And of course, my reason for bringing this up on a gardening blog to to make yet another shameless plug for green and leafy vegetables. Your nearest farmer’s market will have them if you don’t grow your own. Just eat them. Lots of them. Eat them instead of the starchy stuff. Your body will thank you.
Other than herbs and alfalfa tips for my chickens, green garlic is always the first thing that I harvest from the garden. In my climate, which is more or less USDA zone seven, I plant in October and nearly always harvest green garlic the first week of March. The part of the garlic patch that I plan to harvest green is planted very closely, about 2 inches apart each way, which is plenty of room for this purpose. Every year I plant more. It is really good stuff. For a long time I thought that it might not really be worth the trouble, because I was harvesting and eating only the white stem and incipient bulb and composting the greens. Duh. The greens are the best part, as well as being full of allacin and other antioxidants, and any part that is bright green rather than yellow or brown can be used. You can grow a useful amount in a few square feet if your soil is rich, and it is harvested and out of the way in time to plant something else for the summer.

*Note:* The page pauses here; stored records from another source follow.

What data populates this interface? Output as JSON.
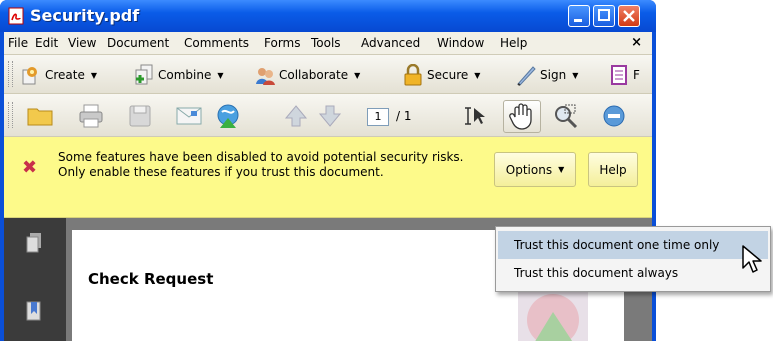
{
  "window": {
    "title": "Security.pdf"
  },
  "menu": {
    "items": [
      "File",
      "Edit",
      "View",
      "Document",
      "Comments",
      "Forms",
      "Tools",
      "Advanced",
      "Window",
      "Help"
    ],
    "close_glyph": "×"
  },
  "toolbar1": {
    "create": "Create",
    "combine": "Combine",
    "collaborate": "Collaborate",
    "secure": "Secure",
    "sign": "Sign",
    "trailing": "F"
  },
  "toolbar2": {
    "page_current": "1",
    "page_total": "/ 1"
  },
  "message_bar": {
    "text": "Some features have been disabled to avoid potential security risks. Only enable these features if you trust this document.",
    "options_label": "Options",
    "help_label": "Help"
  },
  "document": {
    "heading": "Check Request"
  },
  "options_menu": {
    "items": [
      "Trust this document one time only",
      "Trust this document always"
    ]
  },
  "colors": {
    "titlebar": "#0a5ce8",
    "message_bar": "#fdfa8a",
    "menu_highlight": "#c2d3e4"
  }
}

In the picture above you see a stalk of green elephant garlic, which is really a leek relative rather than a true garlic. It is typically a foot or more tall and an inch or so in diameter at the green stage. It has a slightly different flavor from true green garlic but is equally delicious. I once bought green garlic at a farmer’s market that was bitter, but I have never tasted any other that was bitter. It may have had to do with growing conditions or variety. I have heard of people chopping garlic leaves into salads as a seasoning, but personally I don’t care for the taste raw and only use them cooked.

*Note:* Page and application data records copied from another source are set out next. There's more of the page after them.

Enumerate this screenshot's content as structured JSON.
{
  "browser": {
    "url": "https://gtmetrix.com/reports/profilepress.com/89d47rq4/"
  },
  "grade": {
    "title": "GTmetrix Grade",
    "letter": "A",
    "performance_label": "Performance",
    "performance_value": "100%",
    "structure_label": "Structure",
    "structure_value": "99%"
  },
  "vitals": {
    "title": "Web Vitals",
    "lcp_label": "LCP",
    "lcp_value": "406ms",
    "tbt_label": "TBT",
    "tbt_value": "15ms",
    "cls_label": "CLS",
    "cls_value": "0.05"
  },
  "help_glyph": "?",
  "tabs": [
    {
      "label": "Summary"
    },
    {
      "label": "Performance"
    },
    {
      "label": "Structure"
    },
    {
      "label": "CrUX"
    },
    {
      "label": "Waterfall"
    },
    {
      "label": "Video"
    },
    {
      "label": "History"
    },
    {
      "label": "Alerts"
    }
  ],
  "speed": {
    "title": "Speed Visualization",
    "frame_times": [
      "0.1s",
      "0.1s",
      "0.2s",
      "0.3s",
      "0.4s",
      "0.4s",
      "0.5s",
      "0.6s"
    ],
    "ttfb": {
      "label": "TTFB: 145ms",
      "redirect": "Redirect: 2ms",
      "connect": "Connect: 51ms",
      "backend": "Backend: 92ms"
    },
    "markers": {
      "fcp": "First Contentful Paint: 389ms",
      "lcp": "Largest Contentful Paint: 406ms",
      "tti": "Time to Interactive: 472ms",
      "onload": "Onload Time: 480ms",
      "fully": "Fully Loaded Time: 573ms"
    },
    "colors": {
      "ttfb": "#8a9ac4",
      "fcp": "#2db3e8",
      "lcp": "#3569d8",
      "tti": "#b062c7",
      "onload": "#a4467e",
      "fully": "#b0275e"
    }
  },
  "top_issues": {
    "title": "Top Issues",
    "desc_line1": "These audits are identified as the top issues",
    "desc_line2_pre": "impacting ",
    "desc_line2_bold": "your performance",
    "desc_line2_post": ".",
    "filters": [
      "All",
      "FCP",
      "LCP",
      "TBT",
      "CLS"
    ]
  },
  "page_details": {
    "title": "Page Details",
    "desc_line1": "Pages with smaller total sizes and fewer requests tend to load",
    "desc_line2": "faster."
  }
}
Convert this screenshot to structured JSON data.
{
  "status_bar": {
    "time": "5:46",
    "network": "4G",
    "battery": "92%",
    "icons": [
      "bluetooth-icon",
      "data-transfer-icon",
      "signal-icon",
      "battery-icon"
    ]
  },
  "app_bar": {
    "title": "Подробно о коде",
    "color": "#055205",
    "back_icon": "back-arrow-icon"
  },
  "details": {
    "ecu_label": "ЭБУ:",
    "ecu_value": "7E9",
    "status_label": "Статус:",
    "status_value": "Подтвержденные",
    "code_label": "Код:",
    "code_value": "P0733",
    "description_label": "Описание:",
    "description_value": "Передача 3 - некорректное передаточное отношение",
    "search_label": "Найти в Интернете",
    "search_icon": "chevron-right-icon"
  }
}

With all green garlic, I trim the roots and leaf tips and wash, then line them up and cut them in cross-section into slices about a quarter inch thick. I sauté in either butter or olive oil, whichever will suit the rest of the meal, slowly until the greens are tender. A little salt is thrown in along the way. They become soft and sweet and delicious, and I enjoy eating them as a vegetable on their own. They also go very nicely into all kinds of other vegetable dishes. If you are a carb eater, they would be delicious with fresh handmade egg pasta, butter, and a discreet amount of Parmesan, or tossed with new potatoes and butter. I love them in mixtures of cooked greens, too, and they are a lovely complement for fried eggs. I plan to make a cream of green garlic soup at some point this spring. A few stalks sautéed in your smallest skillet while you are cooking other things also make a very nice cook’s treat to eat standing in the kitchen, as a sort of tapa for one. After all, the laborer is worthy of her hire.

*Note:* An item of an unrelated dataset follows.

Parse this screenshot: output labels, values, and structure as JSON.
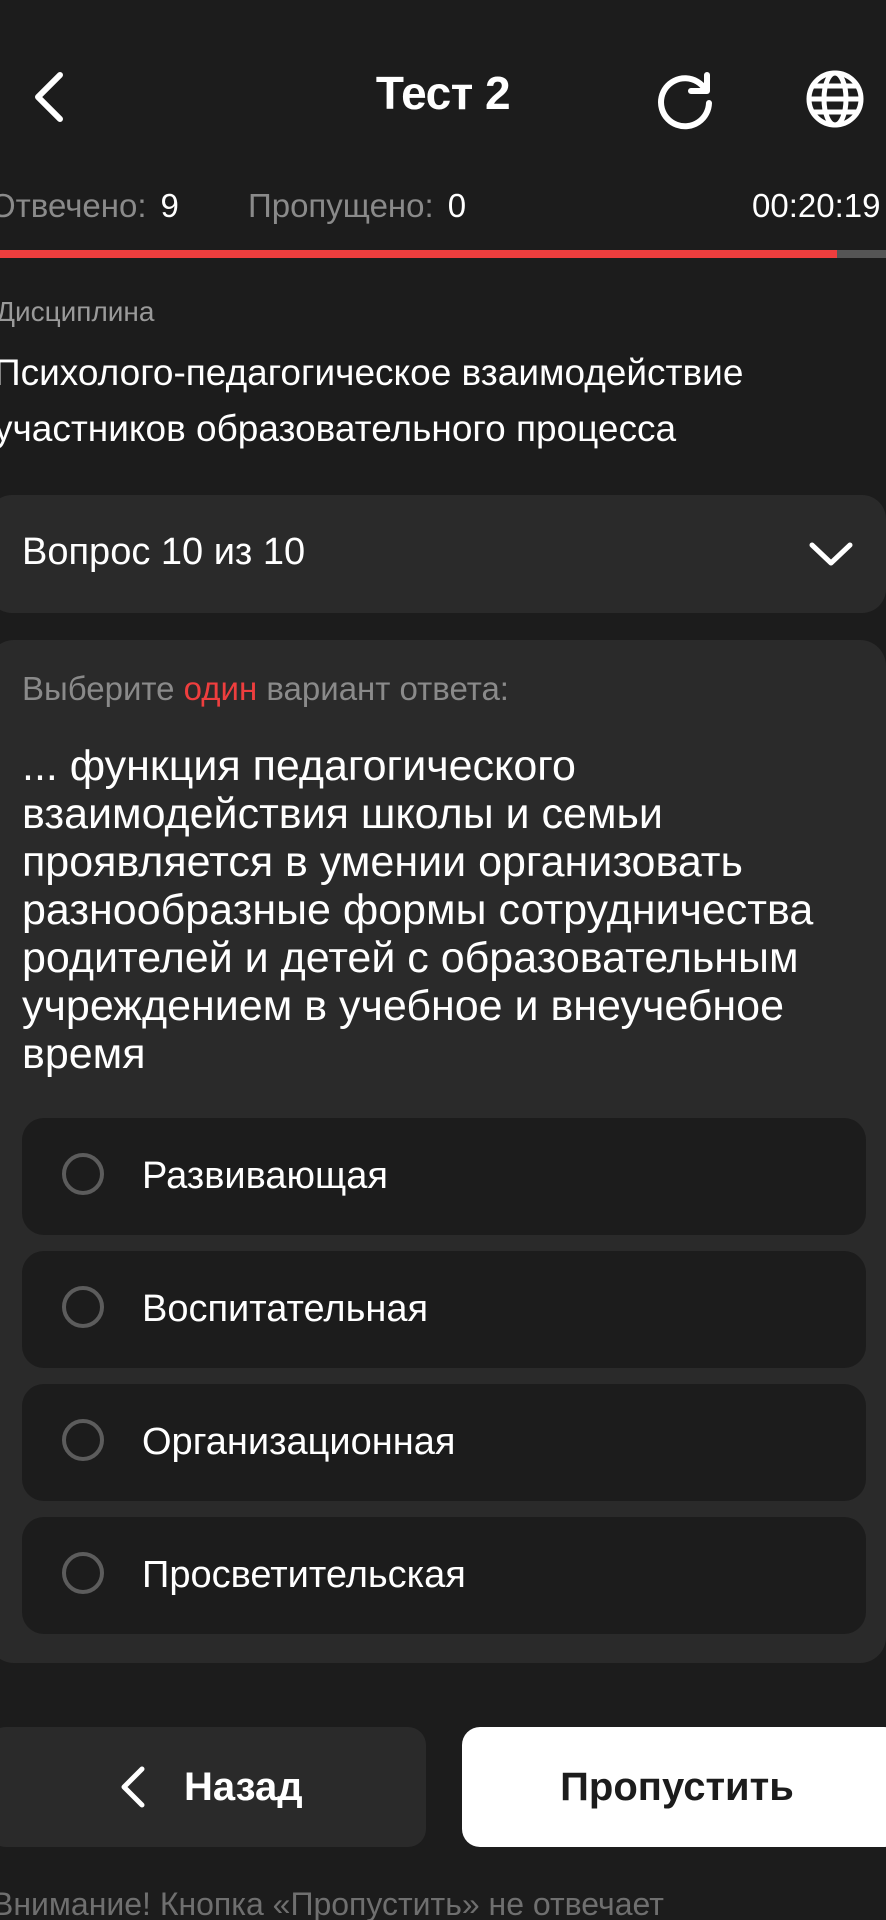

Like all the rest of us, green garlic will lose its youthful bloom sooner rather than later. When the bulb is swelling and the leaf tips are turning progressively more yellow, it is past the point of being worthwhile to eat green. In its brief season I harvest 10 or 12 stalks whenever I have some free time, clean and sauté them, and have them waiting in the refrigerator. If I haven’t use them within a day or two, I vacuum seal them into neat little packets and keep them in the freezer to go in summer dishes.